Tree Surgery & Forestry Contracting – Summer 2016
Forestry & Arboricultural skill course, whilst an important foundation are only the start of the learning process, which is developed and supplemented over time in years of contracting. Over the summer I’ve completed a range of commercial jobs, some of which are outlined below with key learning points identified.
Scots Pine takedown and selected lateral reduction
An existing client contacted us earlier in the year following some storm damage to a scots pine, one of two growing together in the far right corner of the garden, overhanging three properties. Part of the top of the nearer tree had snapped out and had damaged fences below, and partly ended up in his neighbor’s decked seating area.
Upon inspection I recommended that the trees be removed due to the size of the torn out section likely to lead to decay on the main stem of the first tree and the furthest one had a couple of defects including a large hazard beam, plus the trees had grown together and managing one without the other was not a sensible option.
Since the trees were covered by a group Tree Preservation Order I completed the application forms and submitted them, we got approval for the works several weeks later. At this time I also considered the best way to complete the work, in terms of safety and efficiency. Provided that taller tree was safe to climb this would offer high anchor points and a sensible drop zone for the branch material. Larger stem wood could be rigged and then free falled as a cushion developed. MEWP access was poor, limiting the size of the machine we could deploy, making a safe position away from the base of the trees a non starter. This would have meant micro size sections being cut and dropped.
On the day set for the job I arrived early and completed the SSRA document and later briefed the crew on the main points as well as the check list from the rigging research. We had a set of green weight log tables to refer to. I set a throwline high in the first tree, which was pull tested from a safe distance, and then set up an access SRT system it was slightly overhanging in free space and it allowed a large amount of base ivy to be bypassed. This left us with a rescue line in the tree at all times through the day.

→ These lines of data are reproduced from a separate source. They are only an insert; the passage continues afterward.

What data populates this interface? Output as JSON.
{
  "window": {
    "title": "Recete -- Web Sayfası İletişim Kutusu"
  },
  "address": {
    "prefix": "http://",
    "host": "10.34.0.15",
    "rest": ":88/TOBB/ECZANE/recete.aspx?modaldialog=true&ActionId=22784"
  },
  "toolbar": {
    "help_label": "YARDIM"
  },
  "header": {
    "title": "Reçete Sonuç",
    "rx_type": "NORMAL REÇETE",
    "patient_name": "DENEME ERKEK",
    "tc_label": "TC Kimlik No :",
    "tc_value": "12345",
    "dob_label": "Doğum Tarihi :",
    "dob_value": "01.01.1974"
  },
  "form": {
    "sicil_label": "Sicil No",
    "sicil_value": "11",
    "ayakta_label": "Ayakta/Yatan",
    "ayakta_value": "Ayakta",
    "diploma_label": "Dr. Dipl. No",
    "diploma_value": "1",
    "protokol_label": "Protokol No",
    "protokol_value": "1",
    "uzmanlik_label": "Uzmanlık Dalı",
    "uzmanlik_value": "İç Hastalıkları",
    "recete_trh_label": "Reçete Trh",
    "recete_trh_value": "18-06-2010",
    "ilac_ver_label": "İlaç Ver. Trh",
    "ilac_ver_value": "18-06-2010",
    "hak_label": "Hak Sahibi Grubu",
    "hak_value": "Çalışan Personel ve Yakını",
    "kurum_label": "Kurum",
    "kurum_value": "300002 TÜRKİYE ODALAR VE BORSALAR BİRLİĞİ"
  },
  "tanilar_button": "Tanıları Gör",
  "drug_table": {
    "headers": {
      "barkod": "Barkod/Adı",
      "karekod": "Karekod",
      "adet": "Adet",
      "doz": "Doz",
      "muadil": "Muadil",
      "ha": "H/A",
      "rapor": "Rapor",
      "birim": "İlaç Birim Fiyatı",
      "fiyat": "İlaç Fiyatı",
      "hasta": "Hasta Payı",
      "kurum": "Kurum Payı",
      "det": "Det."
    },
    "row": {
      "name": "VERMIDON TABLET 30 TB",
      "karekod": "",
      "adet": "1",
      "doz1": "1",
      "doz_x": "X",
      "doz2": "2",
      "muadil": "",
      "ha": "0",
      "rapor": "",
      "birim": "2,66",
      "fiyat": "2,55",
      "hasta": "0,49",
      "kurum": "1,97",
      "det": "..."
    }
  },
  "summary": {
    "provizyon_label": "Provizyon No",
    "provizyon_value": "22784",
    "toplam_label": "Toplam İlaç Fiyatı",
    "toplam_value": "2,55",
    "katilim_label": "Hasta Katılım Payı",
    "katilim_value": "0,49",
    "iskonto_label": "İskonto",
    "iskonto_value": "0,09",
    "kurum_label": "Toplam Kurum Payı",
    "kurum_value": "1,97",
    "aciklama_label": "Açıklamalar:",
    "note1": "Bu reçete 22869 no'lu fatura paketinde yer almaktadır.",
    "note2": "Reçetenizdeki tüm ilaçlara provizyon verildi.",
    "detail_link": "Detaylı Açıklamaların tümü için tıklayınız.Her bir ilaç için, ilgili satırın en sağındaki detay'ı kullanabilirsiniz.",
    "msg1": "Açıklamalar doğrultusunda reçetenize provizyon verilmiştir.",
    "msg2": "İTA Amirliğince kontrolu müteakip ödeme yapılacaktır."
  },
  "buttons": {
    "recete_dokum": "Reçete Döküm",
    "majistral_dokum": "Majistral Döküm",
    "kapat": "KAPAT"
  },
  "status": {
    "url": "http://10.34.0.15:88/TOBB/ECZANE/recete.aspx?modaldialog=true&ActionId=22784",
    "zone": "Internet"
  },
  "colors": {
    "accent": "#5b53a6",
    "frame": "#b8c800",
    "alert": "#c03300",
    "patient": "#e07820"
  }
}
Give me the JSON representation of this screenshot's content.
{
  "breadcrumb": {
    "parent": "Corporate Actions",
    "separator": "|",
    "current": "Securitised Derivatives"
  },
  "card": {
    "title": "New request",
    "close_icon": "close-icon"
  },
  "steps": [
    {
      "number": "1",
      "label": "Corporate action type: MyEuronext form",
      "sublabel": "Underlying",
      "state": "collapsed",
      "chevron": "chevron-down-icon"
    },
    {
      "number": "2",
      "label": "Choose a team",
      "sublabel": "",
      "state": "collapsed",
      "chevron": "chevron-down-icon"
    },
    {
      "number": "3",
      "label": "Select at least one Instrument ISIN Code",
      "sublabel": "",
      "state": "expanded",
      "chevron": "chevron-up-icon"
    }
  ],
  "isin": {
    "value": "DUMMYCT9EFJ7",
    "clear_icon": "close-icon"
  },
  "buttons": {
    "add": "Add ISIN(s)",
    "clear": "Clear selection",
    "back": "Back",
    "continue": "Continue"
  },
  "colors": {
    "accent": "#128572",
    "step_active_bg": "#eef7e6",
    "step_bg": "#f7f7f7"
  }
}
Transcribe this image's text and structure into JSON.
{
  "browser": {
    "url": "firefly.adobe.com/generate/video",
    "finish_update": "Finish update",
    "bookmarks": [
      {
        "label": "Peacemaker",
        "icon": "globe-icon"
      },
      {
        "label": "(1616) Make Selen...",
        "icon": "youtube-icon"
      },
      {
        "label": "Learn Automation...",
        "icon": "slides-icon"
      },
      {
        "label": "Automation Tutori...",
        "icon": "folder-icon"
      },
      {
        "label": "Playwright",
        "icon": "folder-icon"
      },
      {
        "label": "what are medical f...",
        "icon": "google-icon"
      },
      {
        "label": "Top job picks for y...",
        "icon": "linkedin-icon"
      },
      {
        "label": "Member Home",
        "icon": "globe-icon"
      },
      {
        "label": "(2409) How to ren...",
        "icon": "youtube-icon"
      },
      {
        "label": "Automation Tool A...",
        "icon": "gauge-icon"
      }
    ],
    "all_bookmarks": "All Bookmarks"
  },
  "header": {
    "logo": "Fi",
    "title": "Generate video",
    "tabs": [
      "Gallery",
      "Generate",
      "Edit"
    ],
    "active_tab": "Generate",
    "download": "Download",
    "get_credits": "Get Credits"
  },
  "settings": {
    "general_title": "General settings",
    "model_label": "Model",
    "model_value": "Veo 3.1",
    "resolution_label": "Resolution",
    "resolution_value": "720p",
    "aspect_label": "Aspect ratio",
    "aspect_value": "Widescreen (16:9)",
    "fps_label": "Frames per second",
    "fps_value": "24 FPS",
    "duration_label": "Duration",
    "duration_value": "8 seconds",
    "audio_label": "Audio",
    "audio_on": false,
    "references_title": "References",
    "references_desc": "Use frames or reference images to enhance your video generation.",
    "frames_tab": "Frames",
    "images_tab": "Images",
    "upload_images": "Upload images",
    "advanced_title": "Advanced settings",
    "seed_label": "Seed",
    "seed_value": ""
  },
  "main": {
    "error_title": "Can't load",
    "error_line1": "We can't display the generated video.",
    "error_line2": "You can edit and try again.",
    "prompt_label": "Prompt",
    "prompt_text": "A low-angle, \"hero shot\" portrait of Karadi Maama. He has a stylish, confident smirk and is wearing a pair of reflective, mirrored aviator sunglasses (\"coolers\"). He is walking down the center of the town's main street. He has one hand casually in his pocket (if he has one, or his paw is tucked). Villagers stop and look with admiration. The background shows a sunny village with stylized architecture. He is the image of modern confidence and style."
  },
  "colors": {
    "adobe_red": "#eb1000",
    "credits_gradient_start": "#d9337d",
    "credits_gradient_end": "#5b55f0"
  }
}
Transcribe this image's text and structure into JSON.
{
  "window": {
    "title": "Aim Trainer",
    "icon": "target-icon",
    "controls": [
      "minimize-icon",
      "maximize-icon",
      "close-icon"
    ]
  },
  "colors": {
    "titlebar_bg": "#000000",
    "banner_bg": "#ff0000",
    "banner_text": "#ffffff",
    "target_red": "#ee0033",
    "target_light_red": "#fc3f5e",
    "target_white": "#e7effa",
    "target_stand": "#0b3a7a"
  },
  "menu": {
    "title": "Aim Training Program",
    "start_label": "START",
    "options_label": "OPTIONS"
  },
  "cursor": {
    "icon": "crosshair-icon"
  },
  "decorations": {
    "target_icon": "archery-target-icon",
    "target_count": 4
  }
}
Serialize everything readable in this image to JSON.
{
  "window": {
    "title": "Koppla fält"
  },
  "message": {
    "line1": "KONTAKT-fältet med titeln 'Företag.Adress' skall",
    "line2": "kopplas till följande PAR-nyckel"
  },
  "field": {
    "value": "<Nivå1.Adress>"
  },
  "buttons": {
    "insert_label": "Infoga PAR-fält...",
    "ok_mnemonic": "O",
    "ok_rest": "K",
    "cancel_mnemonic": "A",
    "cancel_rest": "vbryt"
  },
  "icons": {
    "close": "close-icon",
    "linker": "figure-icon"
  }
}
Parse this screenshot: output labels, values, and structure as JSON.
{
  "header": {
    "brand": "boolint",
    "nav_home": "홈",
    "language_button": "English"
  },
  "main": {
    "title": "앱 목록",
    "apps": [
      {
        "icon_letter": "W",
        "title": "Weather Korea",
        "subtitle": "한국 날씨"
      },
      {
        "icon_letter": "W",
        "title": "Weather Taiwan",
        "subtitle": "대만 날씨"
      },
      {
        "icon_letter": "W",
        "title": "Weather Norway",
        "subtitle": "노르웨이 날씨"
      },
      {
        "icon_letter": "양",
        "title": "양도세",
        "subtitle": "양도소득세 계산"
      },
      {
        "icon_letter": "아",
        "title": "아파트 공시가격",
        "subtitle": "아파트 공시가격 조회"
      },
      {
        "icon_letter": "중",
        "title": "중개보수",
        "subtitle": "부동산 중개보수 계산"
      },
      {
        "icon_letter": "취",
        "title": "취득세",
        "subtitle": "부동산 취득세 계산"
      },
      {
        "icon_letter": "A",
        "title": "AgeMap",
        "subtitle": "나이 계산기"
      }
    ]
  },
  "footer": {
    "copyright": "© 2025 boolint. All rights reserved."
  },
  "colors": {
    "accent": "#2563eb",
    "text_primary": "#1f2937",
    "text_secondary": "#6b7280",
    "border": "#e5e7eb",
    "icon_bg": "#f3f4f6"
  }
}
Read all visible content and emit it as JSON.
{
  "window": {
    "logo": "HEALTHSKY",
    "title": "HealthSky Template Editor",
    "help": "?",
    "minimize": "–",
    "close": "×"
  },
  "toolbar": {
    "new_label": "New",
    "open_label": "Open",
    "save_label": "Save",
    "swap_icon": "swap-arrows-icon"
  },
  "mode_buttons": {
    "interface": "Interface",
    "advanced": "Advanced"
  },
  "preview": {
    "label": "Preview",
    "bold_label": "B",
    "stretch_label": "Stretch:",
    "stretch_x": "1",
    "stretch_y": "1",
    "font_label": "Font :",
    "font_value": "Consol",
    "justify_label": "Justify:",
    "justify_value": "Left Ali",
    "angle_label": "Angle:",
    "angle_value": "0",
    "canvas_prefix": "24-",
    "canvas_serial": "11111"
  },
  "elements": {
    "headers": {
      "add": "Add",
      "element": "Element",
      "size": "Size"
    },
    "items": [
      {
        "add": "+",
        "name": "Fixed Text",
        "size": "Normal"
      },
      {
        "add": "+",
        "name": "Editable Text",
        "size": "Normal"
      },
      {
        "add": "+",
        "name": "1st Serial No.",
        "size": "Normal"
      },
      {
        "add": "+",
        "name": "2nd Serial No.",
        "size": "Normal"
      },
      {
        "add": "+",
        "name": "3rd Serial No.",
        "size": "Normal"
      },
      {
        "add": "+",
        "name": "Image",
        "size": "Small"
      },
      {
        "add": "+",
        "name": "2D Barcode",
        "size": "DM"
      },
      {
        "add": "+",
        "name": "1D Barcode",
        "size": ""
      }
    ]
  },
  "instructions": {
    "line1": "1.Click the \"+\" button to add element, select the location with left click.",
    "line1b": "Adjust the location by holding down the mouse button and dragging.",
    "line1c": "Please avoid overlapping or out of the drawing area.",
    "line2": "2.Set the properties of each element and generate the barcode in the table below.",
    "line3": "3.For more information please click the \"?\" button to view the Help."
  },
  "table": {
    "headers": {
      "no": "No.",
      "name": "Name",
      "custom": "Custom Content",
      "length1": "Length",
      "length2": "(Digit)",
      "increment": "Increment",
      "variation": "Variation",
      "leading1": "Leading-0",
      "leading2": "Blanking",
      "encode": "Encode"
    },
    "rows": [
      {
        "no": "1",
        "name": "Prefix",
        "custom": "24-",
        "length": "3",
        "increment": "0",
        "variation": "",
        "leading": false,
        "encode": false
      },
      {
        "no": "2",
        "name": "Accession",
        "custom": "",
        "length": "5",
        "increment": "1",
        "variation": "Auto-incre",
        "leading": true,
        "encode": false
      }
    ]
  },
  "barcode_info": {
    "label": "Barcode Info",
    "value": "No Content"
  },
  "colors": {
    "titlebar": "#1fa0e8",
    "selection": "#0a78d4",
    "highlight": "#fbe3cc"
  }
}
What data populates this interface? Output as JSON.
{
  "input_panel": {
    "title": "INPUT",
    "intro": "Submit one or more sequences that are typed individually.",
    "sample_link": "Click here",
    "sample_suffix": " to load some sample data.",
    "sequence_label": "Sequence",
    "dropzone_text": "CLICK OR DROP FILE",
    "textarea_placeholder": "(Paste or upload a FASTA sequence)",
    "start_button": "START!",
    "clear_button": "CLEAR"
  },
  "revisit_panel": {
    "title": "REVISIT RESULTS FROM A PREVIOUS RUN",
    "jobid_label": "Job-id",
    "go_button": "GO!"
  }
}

The rigging set up consisted of our GRCS initially set up with a 16mm tuefelberger Sirius line which was run later in parallel to a 14mm English braids rigging line, this allowed more efficiency rigging the furthers part of the second tree, as the lines had to be hauled back after each lower, and some of the cutting positions were extreme.
Throwline, pull test, SRT access, zigzag work positioning
Electric saw for remaining branch removal